The Aroma of your Champagne 

When first trying to identify different aromas from a Champagne, it can be very difficult, the more you do it, the easier it would get, but sometimes you need a little help, a visual stimulus can help you, put the glass to your nose and breath in, you can close your eyes if that helps you focus, just try and pick out one of the pieces of food you see on the image you have, do you smell brioche? how about butter or burnt toast?

Maybe you get something completely different which isn’t on the list, just write down or tell yourself what you get, if you still can’t get any aromas, then try and describe how it smells, is it strong and powerful, subtle or elegant, is it zesty and zingy, does it make you feel relaxed or alert, even these descriptions are useful.

The Flavours of your Champagne 

Original & Distinctive’s “Small Producer ‘Sparkling’ Tasting is an overwhelming success

Tasting is done in the same sort of way, put the glass up to your lips and take a sip, don’t take a big mouth full, but don’t take too little either, keep the Champagne in your mouth for a little bit, move it around your mouth so it can make contact with the tongue, the roof and the sides of your mouth, this can help to try and identify the flavours, close your eyes if you want, and try and pick out a flavour, whether it be a nutty flavour like a peanut or walnut, a yeasty flavour like bread or burnt toast or a fruity flavour like apples or pears, then either write it down or tell yourself.

If You Need A Little Help – If you’re still struggling to identify anything on the aroma or flavour, then what you can try is to go through one piece of food at a time, for example, does this smell like, green apples, red apples, green pears, yellow pears, or does it taste like bread, toast, burnt toast, french bread, baguette. If the answer is no, move on, if it’s yes then keep note of it.

Doing something like this rushed might not lead to the most fulfilling outcome, so when trying this, make sure you’re not too stressed, you’ve got some time and find a quiet place to try it, either alone or with a friend or two, having other people opinion could help you put your finger on that tasting note you just can’t identify.

Serving Champagne by the Glass

Finishing The Glass – All that is left to do now is enjoy the rest of your Champagne, whether it’s simply drinking it or going in for another tasting experience to try and find some aromas and flavours to note down. The way you enjoy your Champagne is up to you, but some Champagnes do hold some wonderful characteristics that are worth the time to explore.

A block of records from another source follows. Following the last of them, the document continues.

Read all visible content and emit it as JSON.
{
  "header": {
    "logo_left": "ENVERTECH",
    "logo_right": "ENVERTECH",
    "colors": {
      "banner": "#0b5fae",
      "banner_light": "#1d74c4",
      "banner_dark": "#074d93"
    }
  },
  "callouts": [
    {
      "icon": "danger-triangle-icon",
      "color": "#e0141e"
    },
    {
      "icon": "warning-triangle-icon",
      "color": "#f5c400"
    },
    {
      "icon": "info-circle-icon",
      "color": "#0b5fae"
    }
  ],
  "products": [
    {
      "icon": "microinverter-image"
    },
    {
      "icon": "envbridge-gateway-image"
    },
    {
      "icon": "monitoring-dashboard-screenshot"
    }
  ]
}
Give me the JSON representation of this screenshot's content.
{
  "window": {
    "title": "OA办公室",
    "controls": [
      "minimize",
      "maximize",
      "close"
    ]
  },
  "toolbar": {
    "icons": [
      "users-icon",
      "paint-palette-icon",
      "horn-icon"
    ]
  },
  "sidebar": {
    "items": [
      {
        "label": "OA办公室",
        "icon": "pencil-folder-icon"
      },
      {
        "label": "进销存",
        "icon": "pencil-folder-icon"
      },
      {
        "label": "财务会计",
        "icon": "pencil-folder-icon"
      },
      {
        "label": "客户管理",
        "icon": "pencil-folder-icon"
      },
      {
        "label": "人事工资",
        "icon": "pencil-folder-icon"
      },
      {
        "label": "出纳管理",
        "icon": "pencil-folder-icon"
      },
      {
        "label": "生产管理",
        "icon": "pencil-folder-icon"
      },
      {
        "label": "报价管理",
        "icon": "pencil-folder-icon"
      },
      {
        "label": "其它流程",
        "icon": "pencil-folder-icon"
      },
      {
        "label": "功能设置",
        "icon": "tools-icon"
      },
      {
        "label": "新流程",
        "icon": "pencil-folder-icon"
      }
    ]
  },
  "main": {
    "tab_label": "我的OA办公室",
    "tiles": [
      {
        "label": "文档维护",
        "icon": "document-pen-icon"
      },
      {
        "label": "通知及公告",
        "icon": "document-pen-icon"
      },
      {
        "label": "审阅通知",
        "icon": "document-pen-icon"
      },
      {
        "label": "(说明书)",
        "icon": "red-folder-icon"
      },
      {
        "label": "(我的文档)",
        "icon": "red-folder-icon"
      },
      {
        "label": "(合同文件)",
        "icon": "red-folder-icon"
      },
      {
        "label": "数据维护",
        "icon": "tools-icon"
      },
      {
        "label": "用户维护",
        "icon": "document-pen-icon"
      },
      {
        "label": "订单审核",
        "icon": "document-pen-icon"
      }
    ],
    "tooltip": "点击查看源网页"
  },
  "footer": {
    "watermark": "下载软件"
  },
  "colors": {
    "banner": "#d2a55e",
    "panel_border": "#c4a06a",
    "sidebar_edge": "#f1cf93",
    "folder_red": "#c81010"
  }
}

Oliver Walkey

Champagne and Sparkling Wine Writer, Focused on Bringing the Exciting and Fascinating World of Bubbly to You.